The Delhi High Court on Friday sought a reply from the Central government and others on a plea seeking directions to define the "prescribed manner" for painful mal husbandry procedures for cattle.
A division bench of Chief Justice DN Patel and Justice Prateek Jalan issued notice on the plea, which sought directions to the Centre to make rules to abate cruelty to mals, and slated the matter for further hearing on September 15.
The plea, filed by People for the Ethical Treatment of mals (PETA), requested that the rules mandate the use of anaesthetics prior to castration, the replacement of outdated practices such as nose roping with face halters and branding with radio frequency identification, and the breeding of hornless cattle, instead of dehorning or disbudding them.
It said that following advisories by the mal Welfare Board of India and the Department of mal Husbandry and Dairying in this regard, many state mal husbandry departments directed their veterinarians to implement the use of humane methods.
The plea also alleged that in the absence of an enforceable law defining, improving, and regulating these methods, mals continue to be treated cruelly during such procedures.

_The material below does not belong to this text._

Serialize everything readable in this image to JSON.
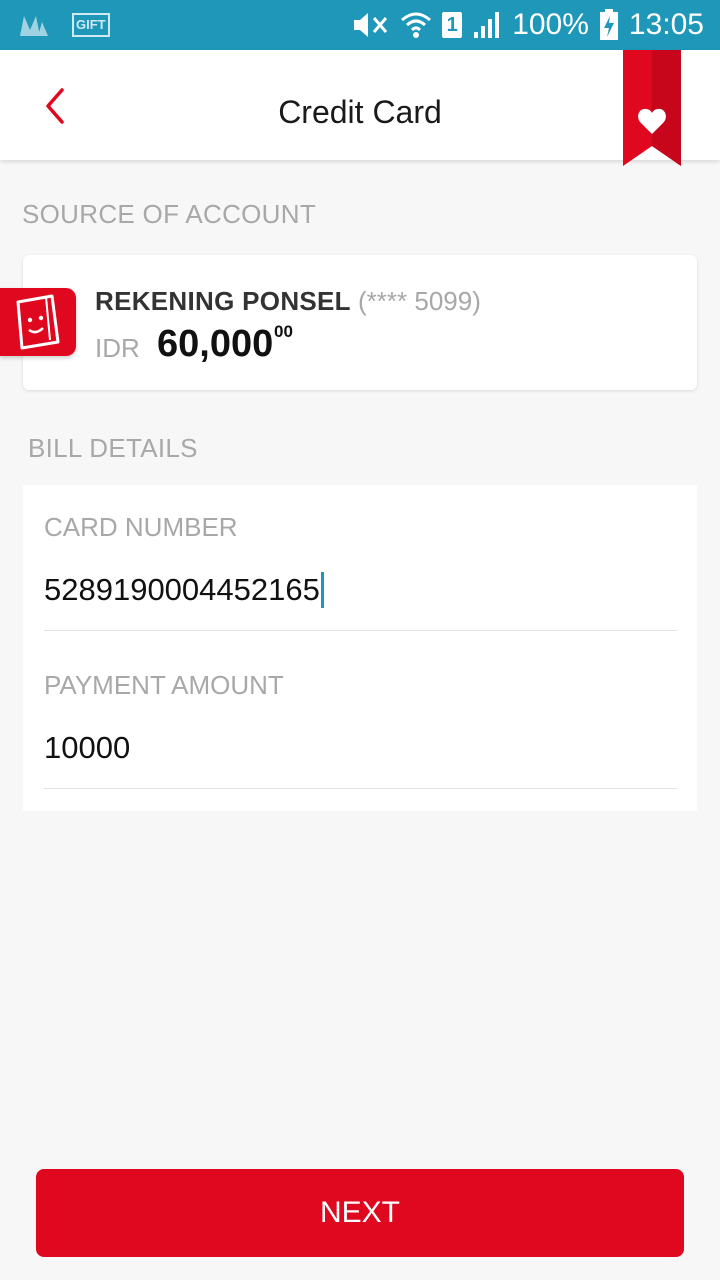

The petition pointed out that the current methods for euthanasia, in situations when it's cruel to keep an mal alive, as mandated by The Prevention of Cruelty to mals Act (PCA), 1960, and when a massive number of mals are to be killed for the purpose of disease control, as mandated by the Prevention and Control of Infectious and Contagious Diseases in mals Act, 2009 - often cause tremendous pain and suffering to mals before death, in contravention of the principle of euthanasia and the mandate of the PCA Act, 1960.
It said that Section 11 of the PCA Act, 1960, defines the acts which amount to treating mals cruelly - however, Sub-Section 3 offers an exception and consequentially deems certain mal husbandry procedures, including the dehorning of cattle and the castration, branding, and nose roping of any mal, not to be cruel, provided that they're done in a "prescribed manner".
Section 38 of the PCA Act, 1960, gives power to the central government to make rules to define the method of euthanasia and prescribe the manner for mal husbandry procedures, it added.
( With inputs from ANI )